When history is written, will Sen. Tom Daschle's withdrawn nomination for President Obama's Cabinet represent a tax issue? No.
Will it represent an issue of "vetting" that can be solved with a few questions on a questionnaire? No.
Will it represent what someday will be seen as a primitive era in our nation's history where big-money special interests were too influential for too long and trapped too many good people in a bad system? Absolutely.
I know Senator Daschle and some of the people involved. They are honest, kind, and passionate people - leaders devoted to change and the betterment of our country. That's why Daschle was one of the first supporters of President Obama's bottom-up campaign - and why he was a fierce advocate for Obama's universal healthcare plan.
But like many other good and decent people, Daschle got caught in a bad system - a system that is so corrupted by money it hardly matters whether the money is from good people with good intentions or bad people with bad intentions. The problem is the money itself.
Let's face it – there is a reason why big corporations are willing to pay good people millions to influence government. They know it will be worth their while, financially. Right now, millions in campaign contributions coupled with millions spent on lobbying can result in billions worth of payback for special interests. It's all legal. And being part of that system is irresistible to many who retire from Congress after years of public service.
But there are some big losers in that equation: The public. The American people have lost faith in a system dominated by money. We don't have lobbyists looking out for the public good.
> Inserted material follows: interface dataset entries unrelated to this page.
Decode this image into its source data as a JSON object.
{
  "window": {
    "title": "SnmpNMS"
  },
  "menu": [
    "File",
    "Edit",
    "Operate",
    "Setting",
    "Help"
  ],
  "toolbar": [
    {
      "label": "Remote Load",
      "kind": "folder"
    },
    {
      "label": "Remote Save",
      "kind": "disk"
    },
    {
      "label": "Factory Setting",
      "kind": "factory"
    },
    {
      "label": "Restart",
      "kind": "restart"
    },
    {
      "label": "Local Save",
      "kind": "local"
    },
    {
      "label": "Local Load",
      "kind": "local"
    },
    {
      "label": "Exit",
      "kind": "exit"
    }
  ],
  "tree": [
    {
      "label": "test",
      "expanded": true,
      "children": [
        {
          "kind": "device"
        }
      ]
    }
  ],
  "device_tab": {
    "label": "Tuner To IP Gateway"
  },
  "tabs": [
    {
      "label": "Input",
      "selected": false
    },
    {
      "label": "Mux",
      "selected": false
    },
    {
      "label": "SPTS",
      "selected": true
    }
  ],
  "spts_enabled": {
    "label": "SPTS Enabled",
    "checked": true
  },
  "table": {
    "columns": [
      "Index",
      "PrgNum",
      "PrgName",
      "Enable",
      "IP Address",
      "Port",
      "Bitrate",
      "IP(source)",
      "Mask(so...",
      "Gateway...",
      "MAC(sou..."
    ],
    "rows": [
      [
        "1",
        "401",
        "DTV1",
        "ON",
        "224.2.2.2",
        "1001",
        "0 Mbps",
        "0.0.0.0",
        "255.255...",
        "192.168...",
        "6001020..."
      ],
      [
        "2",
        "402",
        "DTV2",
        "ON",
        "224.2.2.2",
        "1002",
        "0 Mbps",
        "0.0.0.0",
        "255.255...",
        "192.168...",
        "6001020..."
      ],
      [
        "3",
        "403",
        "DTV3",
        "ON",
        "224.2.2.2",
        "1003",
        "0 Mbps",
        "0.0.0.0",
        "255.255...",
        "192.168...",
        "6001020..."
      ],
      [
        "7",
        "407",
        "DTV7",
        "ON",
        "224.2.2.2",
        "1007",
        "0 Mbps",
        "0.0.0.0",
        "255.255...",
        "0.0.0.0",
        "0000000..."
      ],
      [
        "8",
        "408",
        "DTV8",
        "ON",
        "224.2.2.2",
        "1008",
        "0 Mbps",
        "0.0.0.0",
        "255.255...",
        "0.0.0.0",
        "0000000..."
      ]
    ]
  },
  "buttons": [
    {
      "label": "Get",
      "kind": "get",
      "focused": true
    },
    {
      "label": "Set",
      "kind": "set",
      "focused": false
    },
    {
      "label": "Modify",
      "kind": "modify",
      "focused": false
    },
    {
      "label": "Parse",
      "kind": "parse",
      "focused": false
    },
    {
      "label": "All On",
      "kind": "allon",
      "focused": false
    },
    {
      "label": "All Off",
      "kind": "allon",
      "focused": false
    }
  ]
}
And when non-profit groups do send liaisons to congressional offices, they don't have the same clout as a lobbyist who can put together a $50,000 fundraiser later that evening.
As the $700 billion Wall Street bailout got debated before the 2008 election, constituents had plenty to say - placing thousands of calls and writing thousands of letters to congressional offices. The problem was that Congress wasn't listening. Members of Congress (not "men") were busy calling the same special interests that got our economy into this mess, listening to their requests and begging them for $2,300 checks.
The result was a bailout with no strings attached--taxpayer money that could be legally spent on bonuses, office redecorations, and airplanes. And the same special interests who cut the campaign checks back then are lobbying Congress now, begging for more handouts. Once again, the ones with disproportionate influence in this debate are the public.
As Eugene Robinson correctly pointed out on the Washington Post's website, "Daschle is a good guy, but he's a creature of the system." But it's a fluke is that this creature of the system got in any hot water at all. If Daschle had declared his driver correctly on his taxes, many in Washington, D.C. who have turned a blind eye toward this broken system for years never would have raised an eyebrow.
But guess what? There's a group of people who have seen this problem growing for years and now have the leverage in our political system to do something about it: small-dollar donors.
The power of small-dollar donors was proven in the 2008 election like never before, and the incentives are beginning to realign in a way that promotes politicians catering to the little guy, not the big guy.
But there's one snag. If politicians know that they can depend on small-dollar donors giving online while asking nothing concrete in return, and politicians can still take special interest cash that depends on results, the incentives remain wrong. Politicians will take the little guy's money while still being disproportionately influenced by special interests.
That's why the reform group I started with Lawrence Lessig, called Change Congress, launched a "donor strike" last month. In just a few weeks, 6,300 people who gave a combined $750,000 last election cycle promised not to give a penny more to federal candidates who don't support the bipartisan Durbin-Specter bill which would fundamentally reform the system.
Under this legislation, as it will be re-introduced soon, congressional candidates who raise a threshold number of small-dollar donations would qualify for a chunk of funding--likely several hundred thousand dollars. If they accept this funding, they can't raise big-dollar donations or accept lobbyist money. But they can raise small-dollar contributions up to a certain amount (such as $100), which would be matched several times over by a central fund.
This system has worked on the state level, creating the incentive for politicians to run people-powered campaigns that cater to the little guy. A bipartisan Lake-Tarrance poll showed the public supports this proposal 69% to 13%.
The only thing previously missing was a vehicle for the public to rally around such a proposal. The Change Congress donor strike is that vehicle. Every week, thousands of new people join the strike and give politicians a choice: you can have our money, the people's money, or special-interest money, but you can no longer have both.
I'm sure, now more than ever, Senator Daschle understands the system in which we operate in is broken. And, like Change Congress, I have little doubt the Senator wants fundamental reform too.